Charles “Charlie” Duncan McIver was born on September 27, 1860, to Henry McIver and Sarah “Sallie” Harrington McIver in Moore County, North Carolina.
He began his formal education following his 8th birthday at a local one-room schoolhouse in Moore County. McIver enjoyed hunting rabbits, fox, squirrels, opossums, and raccoons and did regular chores on his father’s farm during the summer and after school until he entered the University of North Carolina (UNC) in Chapel Hill in 1877. While at UNC, he made good grades and won a medal for Greek studies the spring of his sophomore year.
In 1881, McIver graduated from UNC and accepted the assistant headmaster position at the Presbyterian Male Academy in Durham, North Carolina, making $45.00 a month. McIver was elected principal of the newly established graded high school in Durham in 1882. After two years, he resigned his position in Durham for a teaching position at the Winston Graded School in Winston, North Carolina, where he met his future wife, Lula Martin. They were married on July 29, 1885 and had four children.
McIver accepted the position of head of the literary department at Peace Institute, a girl’s school in Raleigh, North Carolina, in 1886. While in Raleigh, he lobbied for a normal or teacher training school for women.
In 1889, he and Edwin A. Alderman were chosen by the Office of the Superintendent of Public Instruction to conduct a series of teacher institutes to instruct teachers and enlighten the public about the need for a normal school in North Carolina.
With an annual salary of $2,500.00, McIver was appointed the first president of the newly established State Normal and Industrial School in Greensboro, North Carolina, in 1891.
Unfortunately, he died on September 17, 1906, at the age of 45; however, he did see his dream of founding a college to educate women in North Carolina realized – that institution is now known as The University of North Carolina at Greensboro.

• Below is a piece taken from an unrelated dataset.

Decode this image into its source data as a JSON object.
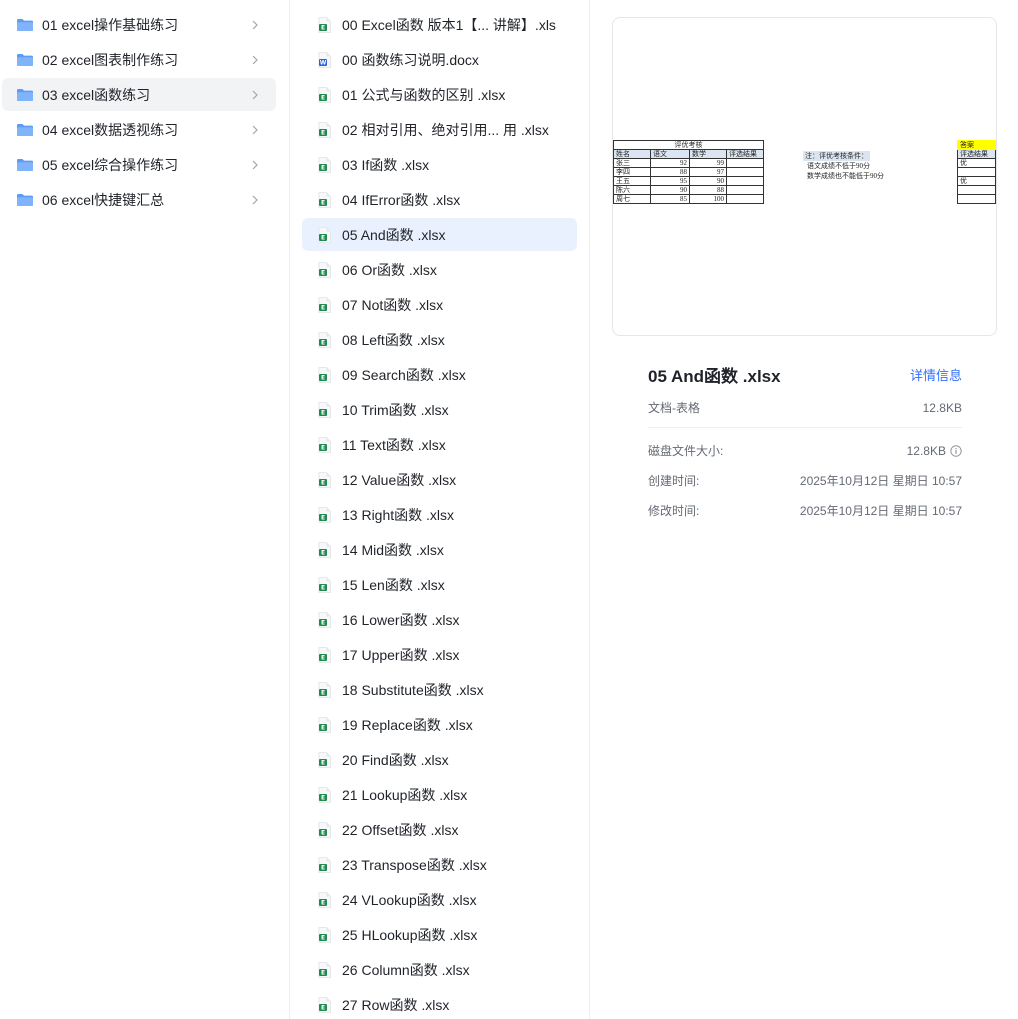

An exhibit celebrating McIver’s birthday will be on display in Jackson Library next to the Reference Desk until October 11, 2010. From October 11th until the end of the year, the exhibit will be on display in the Jackson Library/Elliott University Center Connector.